Why do we need pointers 2x on "item"?


In BNRItemStore I see two pointers to item. Is this done for sake of ARC, working under the assumption the reference gets dropped after createItem method is called and needs to be created again when removeItem is called?

[code]- (BNRItem *) createItem
BNRItem *item = [BNRItem randomItem];
[self.privateItems addObject:item];
return item;

  • (void)removeItem:(BNRItem *)item;
    [self.privateItems removeObjectIdenticalTo:item];


I’m not sure I’m going to answer your question correctly, because I have a feeling I’m not understanding you fully. So please ask questions if I didn’t understand, but let me give it a shot.

When you call the +randomItem method, a new BNRItem is created on the heap and we have one pointer to this BNRItem, which is the item local variable. At this point, the BNRItem has one owner.

On the next line of code, we add that BNRItem to the privateItems array. Since arrays own their objects, the BNRItem now has two owners: one from the item local variable and another from the privateItems array.

The thing to remember is, item is a local variable, so when we return from the createItem method, the local variable goes out of scope, and so one owner to the BNRItem is lost. At this point, the only reference we have to the BNRItem is through the privateItems array.

We aren’t recreating anything in the removeItem: method. A pointer to some item (aka a memory address) is passed in, and the privateItems array removed the BNRItem with the same memory address from itself. As mentioned in the previous paragraph, since the privateItems array is the only object that is an owner on the BNRItem, when it is removed from the array, its ownership count decrements from 1 to 0, and so the BNRItem will get destroyed.

Let me know if that helps.


Awesome! I think it’s clear now. Thank you!


Another point of clarification is that the choice of the name item in both methods is logical, but completely arbitrary.
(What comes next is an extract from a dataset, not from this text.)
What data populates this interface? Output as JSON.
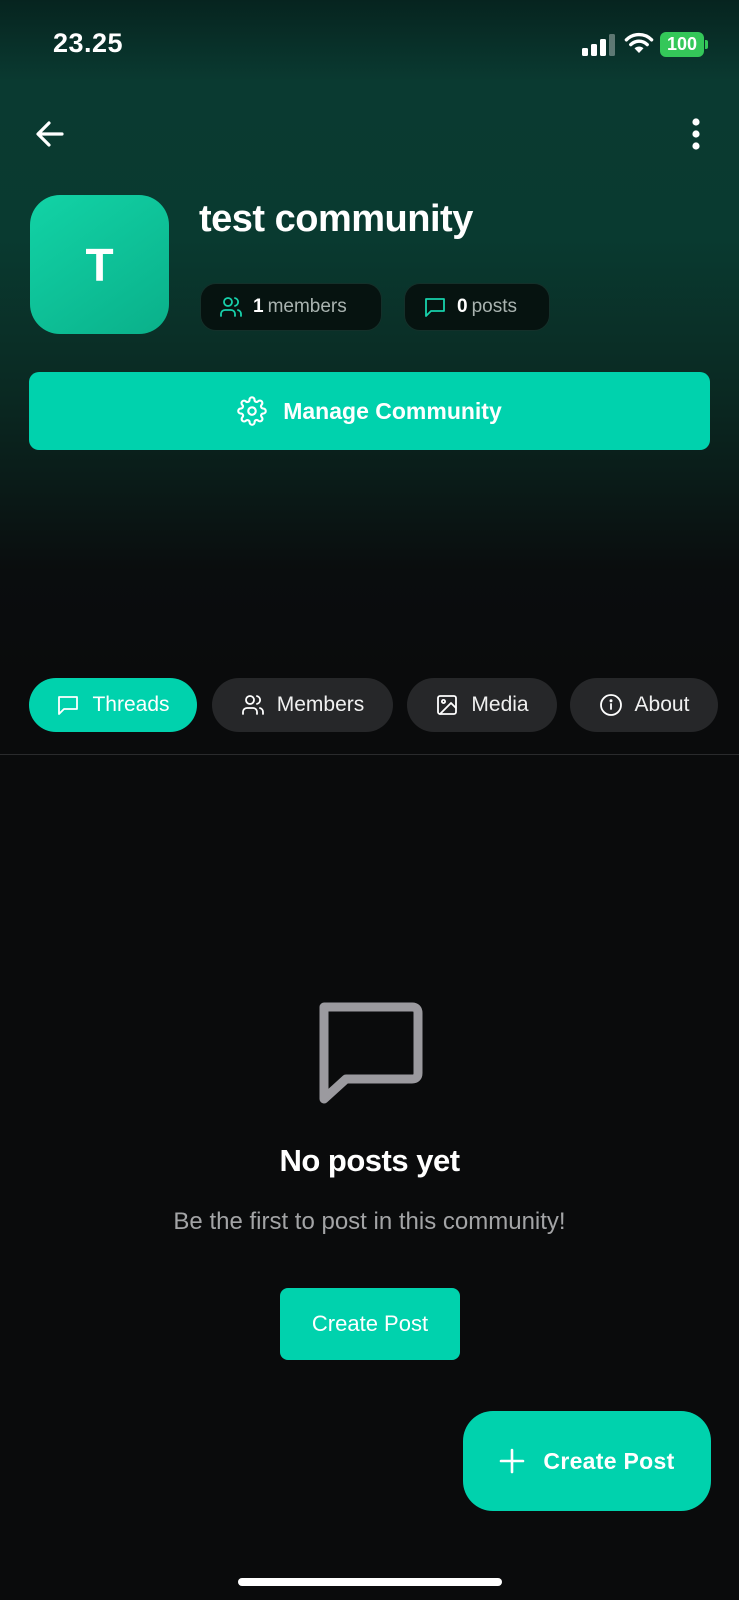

We could have written the second method as:

- (void)removeItem:(BNRItem *)foobar
    [self.privateItems removeObjectIdenticalTo:foobar];

and everything would still be the same.


Just remember about Scoping, the BNRItem *item is local for each method, so you just can pass a value in some of them. So, you can work as you wish with them.